*ACTIVITY*.
Could every line of the data be printed exactly as it reads?

*DATA SUPPLIED*.

=== Section Start ===

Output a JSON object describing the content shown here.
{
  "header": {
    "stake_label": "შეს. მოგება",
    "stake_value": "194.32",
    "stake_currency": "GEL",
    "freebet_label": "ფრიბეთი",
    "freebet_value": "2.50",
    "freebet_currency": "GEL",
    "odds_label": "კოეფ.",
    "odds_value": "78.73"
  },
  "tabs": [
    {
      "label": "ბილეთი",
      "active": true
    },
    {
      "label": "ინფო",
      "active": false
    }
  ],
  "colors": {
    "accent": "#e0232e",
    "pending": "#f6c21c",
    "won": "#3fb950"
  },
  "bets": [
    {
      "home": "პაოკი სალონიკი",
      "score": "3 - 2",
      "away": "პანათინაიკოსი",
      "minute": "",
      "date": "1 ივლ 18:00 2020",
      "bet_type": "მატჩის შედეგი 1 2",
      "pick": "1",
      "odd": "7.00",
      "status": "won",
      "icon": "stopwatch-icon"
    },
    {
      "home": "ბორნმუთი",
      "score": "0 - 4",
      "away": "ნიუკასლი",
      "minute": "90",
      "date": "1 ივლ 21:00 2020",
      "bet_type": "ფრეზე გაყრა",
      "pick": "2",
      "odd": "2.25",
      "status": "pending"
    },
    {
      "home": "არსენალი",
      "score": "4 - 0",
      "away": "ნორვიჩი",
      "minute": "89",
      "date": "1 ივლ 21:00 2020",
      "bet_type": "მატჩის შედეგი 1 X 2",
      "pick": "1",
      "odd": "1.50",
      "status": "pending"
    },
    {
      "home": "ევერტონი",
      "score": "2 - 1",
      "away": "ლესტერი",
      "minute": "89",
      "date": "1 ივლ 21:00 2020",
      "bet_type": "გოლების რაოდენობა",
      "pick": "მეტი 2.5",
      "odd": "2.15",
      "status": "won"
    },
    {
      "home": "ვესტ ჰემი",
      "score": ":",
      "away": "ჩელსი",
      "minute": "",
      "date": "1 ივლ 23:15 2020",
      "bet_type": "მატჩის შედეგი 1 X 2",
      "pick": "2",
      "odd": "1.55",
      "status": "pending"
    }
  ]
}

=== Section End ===

*SOLUTION FOR THIS EXERCISE*.
Output a JSON object describing the content shown here.
{
  "header": {
    "stake_label": "შეს. მოგება",
    "stake_value": "194.32",
    "stake_currency": "GEL",
    "freebet_label": "ფრიბეთი",
    "freebet_value": "2.50",
    "freebet_currency": "GEL",
    "odds_label": "კოეფ.",
    "odds_value": "78.73"
  },
  "tabs": [
    {
      "label": "ბილეთი",
      "active": true
    },
    {
      "label": "ინფო",
      "active": false
    }
  ],
  "colors": {
    "accent": "#e0232e",
    "pending": "#f6c21c",
    "won": "#3fb950"
  },
  "bets": [
    {
      "home": "პაოკი სალონიკი",
      "score": "3 - 2",
      "away": "პანათინაიკოსი",
      "minute": "",
      "date": "1 ივლ 18:00 2020",
      "bet_type": "მატჩის შედეგი 1 2",
      "pick": "1",
      "odd": "7.00",
      "status": "won",
      "icon": "stopwatch-icon"
    },
    {
      "home": "ბორნმუთი",
      "score": "0 - 4",
      "away": "ნიუკასლი",
      "minute": "90",
      "date": "1 ივლ 21:00 2020",
      "bet_type": "ფრეზე გაყრა",
      "pick": "2",
      "odd": "2.25",
      "status": "pending"
    },
    {
      "home": "არსენალი",
      "score": "4 - 0",
      "away": "ნორვიჩი",
      "minute": "89",
      "date": "1 ივლ 21:00 2020",
      "bet_type": "მატჩის შედეგი 1 X 2",
      "pick": "1",
      "odd": "1.50",
      "status": "pending"
    },
    {
      "home": "ევერტონი",
      "score": "2 - 1",
      "away": "ლესტერი",
      "minute": "89",
      "date": "1 ივლ 21:00 2020",
      "bet_type": "გოლების რაოდენობა",
      "pick": "მეტი 2.5",
      "odd": "2.15",
      "status": "won"
    },
    {
      "home": "ვესტ ჰემი",
      "score": ":",
      "away": "ჩელსი",
      "minute": "",
      "date": "1 ივლ 23:15 2020",
      "bet_type": "მატჩის შედეგი 1 X 2",
      "pick": "2",
      "odd": "1.55",
      "status": "pending"
    }
  ]
}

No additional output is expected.